Last week there were two puzzles at Redemption Island, and none at an immunity challenge that could have been staged at the local Chuck E. Cheese to save on set building. This week, the formula was reversed, and the duel was the designated "challenge your kindergartener can do in your back yard," and the immunity challenge was both physically grueling and was equalized by a devilishly difficult puzzle. A little better balance wouldn't hurt, guys. And by the way, when every person watching criticizes a challenge the first time it's used (the duel was "A Numbers Game" from Redemption Island), maybe it would be a good idea to dig a little deeper when exhuming your past work for a duel.


Fair enough

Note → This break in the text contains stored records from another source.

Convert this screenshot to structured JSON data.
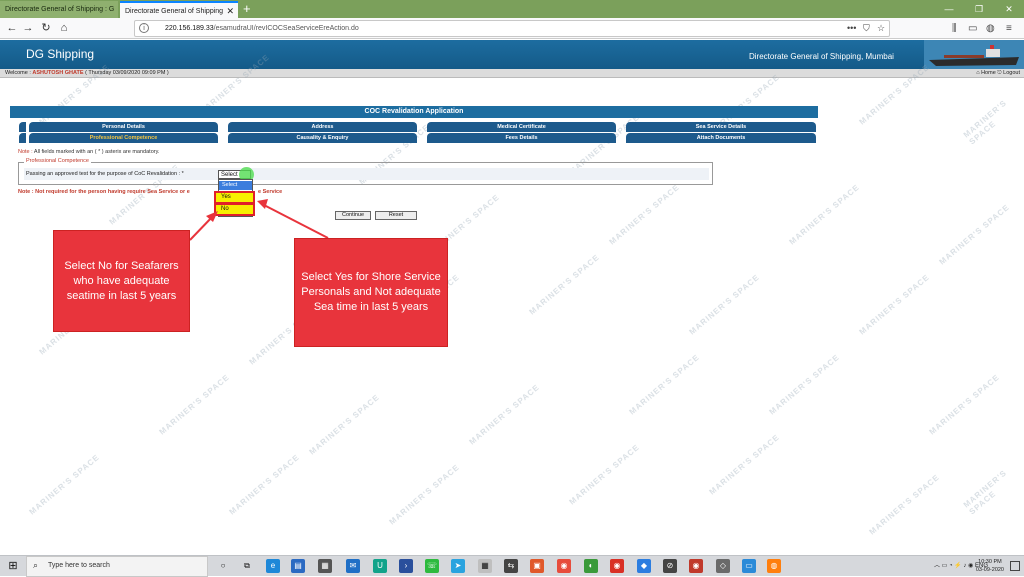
{
  "browser": {
    "tabs": [
      {
        "title": "Directorate General of Shipping : G",
        "active": false
      },
      {
        "title": "Directorate General of Shipping",
        "active": true
      }
    ],
    "url_host": "220.156.189.33",
    "url_path": "/esamudraUI/revICOCSeaServiceEreAction.do",
    "new_tab": "+",
    "win_min": "—",
    "win_max": "❐",
    "win_close": "✕"
  },
  "site": {
    "logo": "DG Shipping",
    "org": "Directorate General of Shipping, Mumbai",
    "welcome_prefix": "Welcome :",
    "user": "ASHUTOSH GHATE",
    "date": "( Thursday 03/09/2020 09:09 PM )",
    "home": "Home",
    "logout": "Logout"
  },
  "form": {
    "title": "COC Revalidation Application",
    "tabs_row1": [
      "Personal Details",
      "Address",
      "Medical Certificate",
      "Sea Service Details"
    ],
    "tabs_row2": [
      "Professional Competence",
      "Causality & Enquiry",
      "Fees Details",
      "Attach Documents"
    ],
    "note_prefix": "Note :",
    "note_text": "All fields marked with an ( * ) asterix are mandatory.",
    "section_legend": "Professional Competence",
    "question": "Passing an approved test for the purpose of CoC Revalidation : *",
    "select_value": "Select",
    "options": [
      "Select",
      "Yes",
      "No"
    ],
    "note2_head": "Note : Not required for the person having require Sea Service or e",
    "note2_tail": "e Service",
    "continue": "Continue",
    "reset": "Reset"
  },
  "callouts": {
    "left": "Select No for Seafarers who have adequate seatime in last 5 years",
    "right": "Select Yes for Shore Service Personals and Not adequate Sea time in last 5 years"
  },
  "watermark": "MARINER'S SPACE",
  "taskbar": {
    "search_placeholder": "Type here to search",
    "lang": "ENG",
    "time": "10:30 PM",
    "date": "03-09-2020"
  },
  "colors": {
    "header_blue": "#1d6da0",
    "callout_red": "#e8343c",
    "highlight_yellow": "#f7f000"
  }
}
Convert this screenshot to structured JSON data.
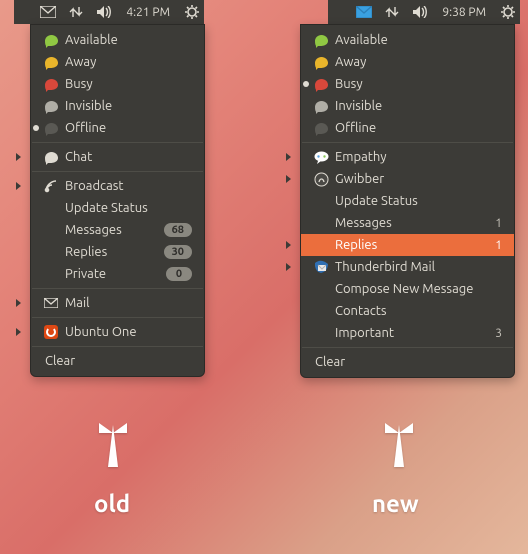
{
  "panels": {
    "old": {
      "time": "4:21 PM"
    },
    "new": {
      "time": "9:38 PM"
    }
  },
  "status_labels": {
    "available": "Available",
    "away": "Away",
    "busy": "Busy",
    "invisible": "Invisible",
    "offline": "Offline"
  },
  "old_menu": {
    "current_status": "offline",
    "chat": "Chat",
    "broadcast": "Broadcast",
    "update_status": "Update Status",
    "messages": {
      "label": "Messages",
      "count": "68"
    },
    "replies": {
      "label": "Replies",
      "count": "30"
    },
    "private": {
      "label": "Private",
      "count": "0"
    },
    "mail": "Mail",
    "ubuntu_one": "Ubuntu One",
    "clear": "Clear"
  },
  "new_menu": {
    "current_status": "busy",
    "empathy": "Empathy",
    "gwibber": "Gwibber",
    "update_status": "Update Status",
    "messages": {
      "label": "Messages",
      "count": "1"
    },
    "replies": {
      "label": "Replies",
      "count": "1"
    },
    "thunderbird": "Thunderbird Mail",
    "compose": "Compose New Message",
    "contacts": "Contacts",
    "important": {
      "label": "Important",
      "count": "3"
    },
    "clear": "Clear"
  },
  "annotations": {
    "old": "old",
    "new": "new"
  },
  "colors": {
    "highlight": "#eb6e3d",
    "panel": "#3c3b37"
  }
}
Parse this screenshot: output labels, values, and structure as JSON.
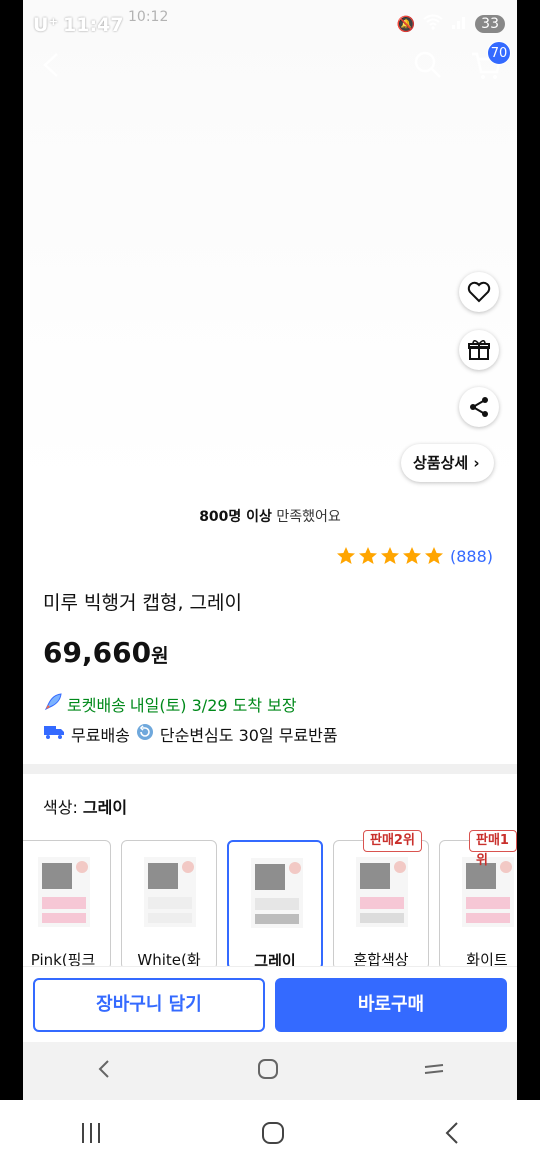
{
  "status_bar": {
    "carrier": "U⁺",
    "time": "11:47",
    "battery": "33",
    "faded_time": "10:12"
  },
  "header": {
    "cart_count": "70"
  },
  "side_actions": {
    "detail_label": "상품상세 ›"
  },
  "reviews": {
    "satisfied_bold": "800명 이상",
    "satisfied_rest": " 만족했어요",
    "rating": 5,
    "count": "(888)"
  },
  "product": {
    "title": "미루 빅행거 캡형, 그레이",
    "price": "69,660",
    "currency": "원"
  },
  "delivery": {
    "rocket_label": "로켓배송",
    "rocket_detail": "내일(토) 3/29 도착 보장",
    "free_shipping": "무료배송",
    "return_policy": "단순변심도 30일 무료반품"
  },
  "options": {
    "label_prefix": "색상: ",
    "selected_name": "그레이",
    "items": [
      {
        "label": "Pink(핑크",
        "rank": ""
      },
      {
        "label": "White(화",
        "rank": ""
      },
      {
        "label": "그레이",
        "rank": ""
      },
      {
        "label": "혼합색상",
        "rank": "판매2위"
      },
      {
        "label": "화이트",
        "rank": "판매1위"
      }
    ]
  },
  "actions": {
    "add_to_cart": "장바구니 담기",
    "buy_now": "바로구매"
  },
  "colors": {
    "accent": "#346aff",
    "rocket_green": "#00891a",
    "star": "#ffa500"
  }
}
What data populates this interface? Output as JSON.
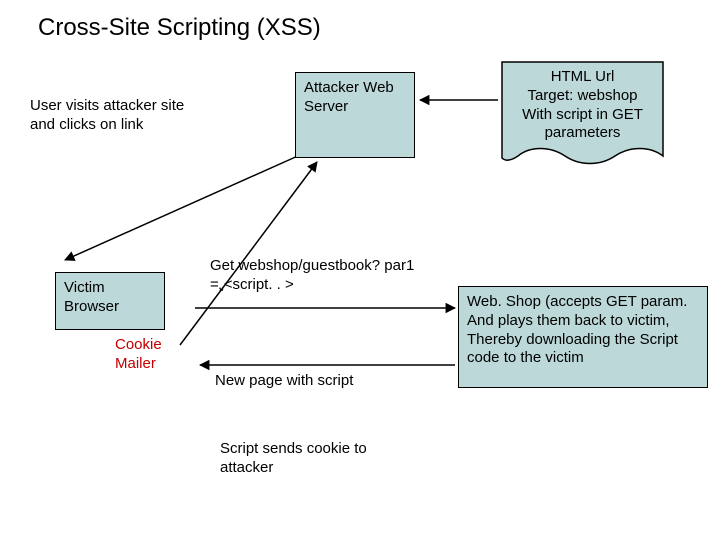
{
  "title": "Cross-Site Scripting (XSS)",
  "labels": {
    "user_visits": "User visits attacker site and clicks on link",
    "get_request": "Get webshop/guestbook? par1 =„<script. . >",
    "new_page": "New page with script",
    "sends_cookie": "Script sends cookie to attacker"
  },
  "nodes": {
    "attacker_web_server": "Attacker Web Server",
    "victim_browser": "Victim Browser",
    "cookie_mailer": "Cookie Mailer",
    "webshop": "Web. Shop (accepts GET param. And plays them back to victim, Thereby downloading the Script code to the victim"
  },
  "html_url": {
    "l1": "HTML Url",
    "l2": "Target: webshop",
    "l3": "With script in GET",
    "l4": "parameters"
  }
}
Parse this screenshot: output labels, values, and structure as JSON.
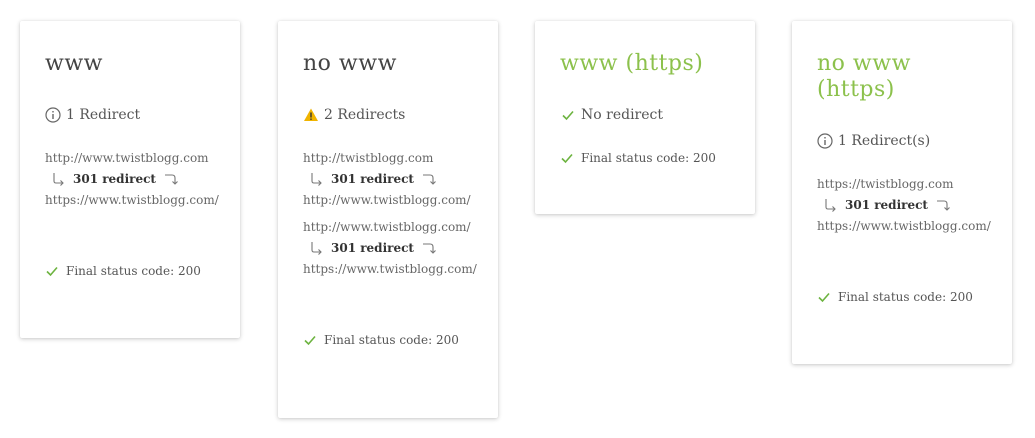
{
  "cards": [
    {
      "title": "www",
      "summary": "1 Redirect",
      "summary_icon": "info-icon",
      "urls": [
        "http://www.twistblogg.com",
        "https://www.twistblogg.com/"
      ],
      "hops": [
        "301 redirect"
      ],
      "final": "Final status code: 200"
    },
    {
      "title": "no www",
      "summary": "2 Redirects",
      "summary_icon": "warning-icon",
      "urls": [
        "http://twistblogg.com",
        "http://www.twistblogg.com/",
        "http://www.twistblogg.com/",
        "https://www.twistblogg.com/"
      ],
      "hops": [
        "301 redirect",
        "301 redirect"
      ],
      "final": "Final status code: 200"
    },
    {
      "title": "www (https)",
      "summary": "No redirect",
      "summary_icon": "check-icon",
      "final": "Final status code: 200"
    },
    {
      "title_line1": "no www",
      "title_line2": "(https)",
      "summary": "1 Redirect(s)",
      "summary_icon": "info-icon",
      "urls": [
        "https://twistblogg.com",
        "https://www.twistblogg.com/"
      ],
      "hops": [
        "301 redirect"
      ],
      "final": "Final status code: 200"
    }
  ],
  "colors": {
    "accent_green": "#8cc14c",
    "warning_yellow": "#f0b400",
    "text": "#555555"
  }
}
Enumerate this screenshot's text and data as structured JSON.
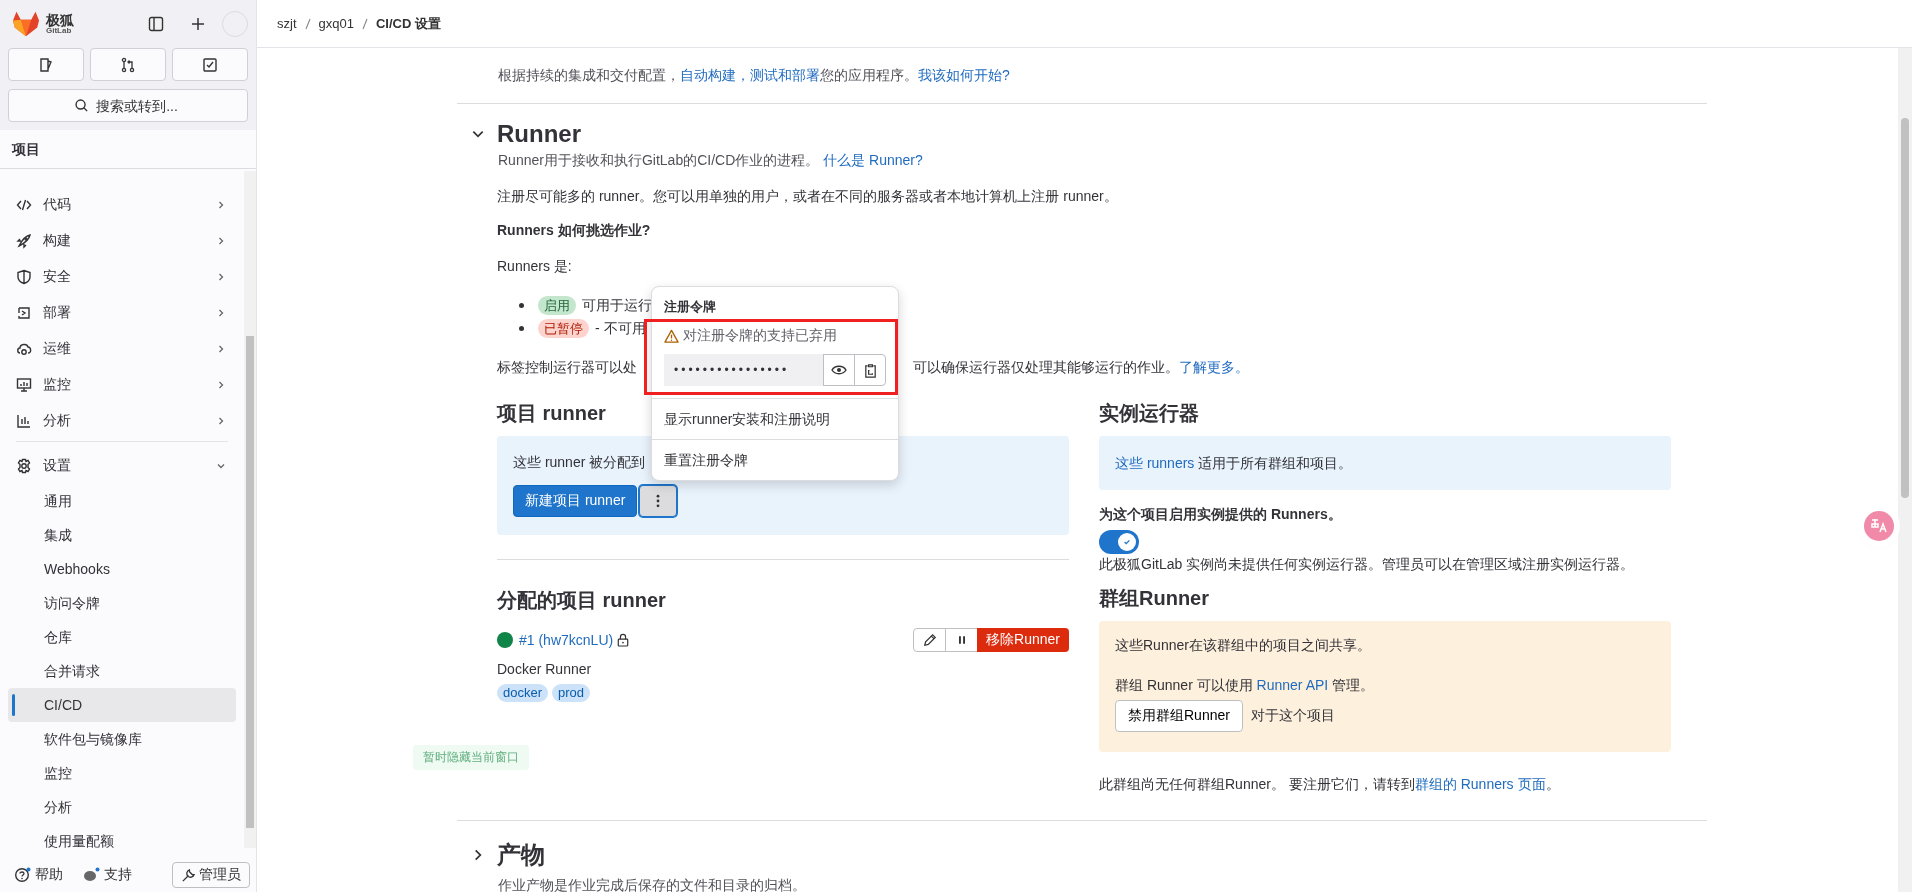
{
  "sidebar": {
    "brand": "极狐",
    "brand_sub": "GitLab",
    "search": {
      "placeholder": "搜索或转到..."
    },
    "section_title": "项目",
    "items": [
      {
        "label": "代码",
        "expanded": false
      },
      {
        "label": "构建",
        "expanded": false
      },
      {
        "label": "安全",
        "expanded": false
      },
      {
        "label": "部署",
        "expanded": false
      },
      {
        "label": "运维",
        "expanded": false
      },
      {
        "label": "监控",
        "expanded": false
      },
      {
        "label": "分析",
        "expanded": false
      },
      {
        "label": "设置",
        "expanded": true,
        "children": [
          {
            "label": "通用",
            "selected": false
          },
          {
            "label": "集成",
            "selected": false
          },
          {
            "label": "Webhooks",
            "selected": false
          },
          {
            "label": "访问令牌",
            "selected": false
          },
          {
            "label": "仓库",
            "selected": false
          },
          {
            "label": "合并请求",
            "selected": false
          },
          {
            "label": "CI/CD",
            "selected": true
          },
          {
            "label": "软件包与镜像库",
            "selected": false
          },
          {
            "label": "监控",
            "selected": false
          },
          {
            "label": "分析",
            "selected": false
          },
          {
            "label": "使用量配额",
            "selected": false
          }
        ]
      }
    ],
    "footer": [
      {
        "label": "帮助",
        "kind": "help"
      },
      {
        "label": "支持",
        "kind": "support"
      },
      {
        "label": "管理员",
        "kind": "admin"
      }
    ]
  },
  "breadcrumbs": [
    "szjt",
    "gxq01",
    "CI/CD 设置"
  ],
  "auto_devops": {
    "description": [
      {
        "text": "根据持续的集成和交付配置，"
      },
      {
        "text": "自动构建，测试和部署",
        "link": true
      },
      {
        "text": "您的应用程序。"
      },
      {
        "text": "我该如何开始?",
        "link": true
      }
    ]
  },
  "runner_section": {
    "title": "Runner",
    "expanded": true,
    "description": [
      {
        "text": "Runner用于接收和执行GitLab的CI/CD作业的进程。 "
      },
      {
        "text": "什么是 Runner?",
        "link": true
      }
    ],
    "intro": "注册尽可能多的 runner。您可以用单独的用户，或者在不同的服务器或者本地计算机上注册 runner。",
    "question": "Runners 如何挑选作业?",
    "runners_label": "Runners 是:",
    "status_list": [
      {
        "badge": "启用",
        "kind": "active",
        "text": "可用于运行"
      },
      {
        "badge": "已暂停",
        "kind": "paused",
        "text": "- 不可用"
      }
    ],
    "tags_paragraph": {
      "before": "标签控制运行器可以处",
      "after": [
        {
          "text": "可以确保运行器仅处理其能够运行的作业。"
        },
        {
          "text": "了解更多。",
          "link": true
        }
      ]
    }
  },
  "project_runners": {
    "title": "项目 runner",
    "info": "这些 runner 被分配到",
    "new_button": "新建项目 runner",
    "menu_open": true
  },
  "dropdown": {
    "title": "注册令牌",
    "warning": "对注册令牌的支持已弃用",
    "token": "••••••••••••••••",
    "items": [
      "显示runner安装和注册说明",
      "重置注册令牌"
    ],
    "highlighted": true
  },
  "assigned_runners": {
    "title": "分配的项目 runner",
    "runners": [
      {
        "color": "#108548",
        "name": "#1 (hw7kcnLU)",
        "locked": true,
        "description": "Docker Runner",
        "tags": [
          "docker",
          "prod"
        ],
        "remove_label": "移除Runner"
      }
    ]
  },
  "instance_runners": {
    "title": "实例运行器",
    "info": [
      {
        "text": "这些 runners",
        "link": true
      },
      {
        "text": " 适用于所有群组和项目。"
      }
    ],
    "toggle_label": "为这个项目启用实例提供的 Runners。",
    "toggle_on": true,
    "note": "此极狐GitLab 实例尚未提供任何实例运行器。管理员可以在管理区域注册实例运行器。"
  },
  "group_runners": {
    "title": "群组Runner",
    "shared_text": "这些Runner在该群组中的项目之间共享。",
    "api_text": [
      {
        "text": "群组 Runner 可以使用 "
      },
      {
        "text": "Runner API",
        "link": true
      },
      {
        "text": " 管理。"
      }
    ],
    "disable_button": "禁用群组Runner",
    "button_note": "对于这个项目",
    "footer": [
      {
        "text": "此群组尚无任何群组Runner。 要注册它们，请转到"
      },
      {
        "text": "群组的 Runners 页面",
        "link": true
      },
      {
        "text": "。"
      }
    ]
  },
  "artifacts": {
    "title": "产物",
    "expanded": false,
    "description": "作业产物是作业完成后保存的文件和目录的归档。"
  },
  "toast": "暂时隐藏当前窗口"
}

Fair enough


Just a few months ago, during Caramoan's tribe swap, we complained at length about the gross unfairness of the swap mechanism, one that was ridiculously gerrymandered to engineer a returning player majority on each new tribe. So in the spirit of fairness, we feel obligated to record our support for the way the switch was done here. Leaving it completely up to chance created an interesting dynamic in the new tribes. While a schoolyard pick might have exposed a few more hidden agendas, this was still interesting to watch unfold. And above all, it was fair.


The man who wasn't there


Vytas so successfully blended into the environment of New Galang that multiple times, people talked openly about taking him out while he was standing (or sitting) right there. Monica coming back from the well: "We made a pact. We were gonna vote out Vytas... sorry about that." Kat at Tribal Council: "If we [the women] all make it to the merge, I feel that we should always stick together!... [turning to Vytas] I mean... no offense. No offense." None taken, Kat! Your One World is big enough for everyone, especially after you leave it.



Overselling it, just a tad


Even though he did a masterful job of avoiding an otherwise easy boot, Vytas's "We will stay strong" attempt at solidifying his position with the women of Galang at Tribal Council seemed more than a bit forced and awkward. Vytas, as far as we were shown, was not promised anything beyond that one-time Tribal vote. Even if he did make some long-term pact that wasn't shown, nobody in their right mind ought to believe that post-merge, he's going to stick with a bunch of randomly selected women he's just met, certainly not over Hayden/Caleb and/or his brother. Come on.


Overselling... wait, why are you even advertising it?


Perhaps the most bizarre Tribal Council sequence, however, was Tina's completely unforced gushing of "Hey everyone! Look at me and my daughter, Katie! We're together, on the same tribe! We're a pair!" For unknown reasons, while everyone in the game is worried about the Aras/Vytas pair, not one person on New Galang seemed the least bit concerned about the Tina/Katie duo. Good call bringing it to everyone's attention right before the vote, Tina!



Postscript: Shifting balance of power


In previous seasons, Probst made note that the jury phase marked the gradual shift of power from those playing the game to those who will ultimately decide the winner. This season, a second balance has shifted - between those with a loved one still playing, and those without. Early single life adopters Tyson and Gervase seem to have a lot of power to go with their freedom, while the Baskauskas brothers, one of two active pairs remaining, each seem to be in danger because their loved one is still playing. Even with Kat's boot, New Galang still has a majority of paired-up members (Tina, Katie, Vytas) in its five. New Tadhana, in contrast, has a majority of solo players (Tyson, Gervase, Caleb), two with a loved one on Redemption Island (Ciera, Hayden), and just Aras with a still-active loved one. So much for any hoped-for Philippines-esque confederacy of pairs at the merge.

Survivor: Blood vs. Water Ep.6 image gallery

Recaps and commentary


Exit interviews - Brad Culpepper

  • Rob Cesternino at RobHasAPodcast: "Talking with the Latest Player Eliminated from Survivor -- 10/24/13"
  • Gordon Holmes at "Brad -- 'The Screaming Was Worse Than You Saw on TV'"
  • Dalton Ross & Jessica Shaw at EW's Inside TV Podcast: "Brad Culpepper Defends Survivor Strategy"